Monitor database health and performance metrics.

Dive deeper into database load analysis

When monitoring database performance, understanding database load is important. But it can be challenging to get a full picture of load given the many potential factors that contribute to it. With Datadog DBM, you can track database load from a number of lenses, including wait activity, active connections, queries, and other performance metrics. DBM allows deeper analysis into load patterns, with a single panel that provides an overview on what’s driving load by visualizing active connections by SQL query, wait event, user, database, client, or application, with database and query filtering. This means you can quickly see what’s driving, for example, a spike in I/O wait events, whether it’s a single query or multiple queries on a single database.

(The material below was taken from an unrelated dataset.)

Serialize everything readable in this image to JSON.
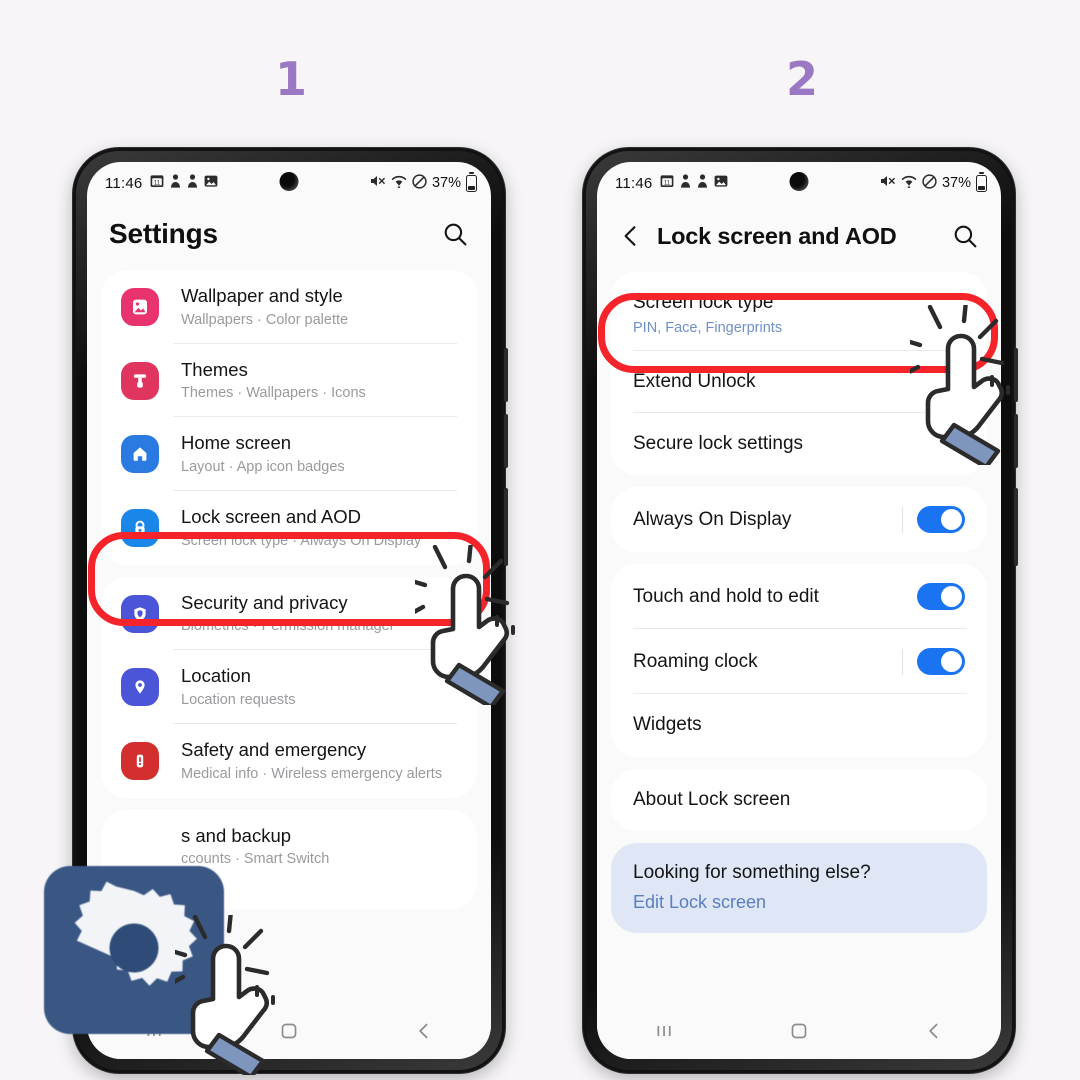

Monitor database load across different aspects like active connections.

Diagnose fleet-wide issues more quickly

Being able to drill down into a specific host can be essential for efficiently resolving an incident. However, as your fleet scales in size, it becomes even more important to be able to maintain a bird’s-eye view of your database infrastructure so you can quickly determine which hosts need attention. The DBM overview page now places this information front and center. You can easily sort and filter the host list to see, for example, only hosts that have critical monitors in alert state, such as an alert of high CPU utilization.

Quickly see hosts with monitors in alert state.

Datadog surfaces these alerts alongside any Watchdog insights related to these hosts. Whether an alert you’ve created is triggered or Datadog detects something of interest in your systems, your view in DBM is optimized to help you quickly identify where you need to devote your attention.

Datadog surfaces any Watchdog Insights.

Improve database and query performance with Query Insights

In order to help you to identify problems more quickly and focus troubleshooting efforts before customer impact, Datadog DBM now automatically detects common failure modes and antipatterns—such as long-running queries, functions in filters, missing indexes on tables, anomalous wait event activity, or high blocking activity—and provides recommended remediation steps to maintain and improve database performance proactively, before an incident occurs.

For example, identifying slow queries early allows you to address the issue by optimizing the query or the underlying data structure. If the slowdown is caused by blocking, DBM automatically detects and highlights this behavior, making it easy to identify the offending query and reduce contention. If this issue is caused by a poorly written query, such as a using a function in a filter, DBM will detect and suggest remediation steps as well.

With automated performance degradation detection and remediation recommendations, Datadog reduces the manual effort required to maintain a database. This means your team can spend more time building applications and less time troubleshooting database issues.

Datadog surfaces key insights into query-level problems.

Get deeper insights into each level of your PostgreSQL databases with Datadog

In this post, we looked at how Datadog Database Monitoring provides visibility into your PostgreSQL databases beyond core performance. With DBM, application developers and SREs can explore data models and schemas across their database fleet, see configuration settings, and drill down to monitor query performance and database load from multiple angles. By providing all teams with this information, Datadog makes it easier to identify opportunities for optimization and to respond to incidents more effectively. See our documentation to get started with Datadog DBM for PostgreSQL. Or, if you’re not a customer, sign up for a free .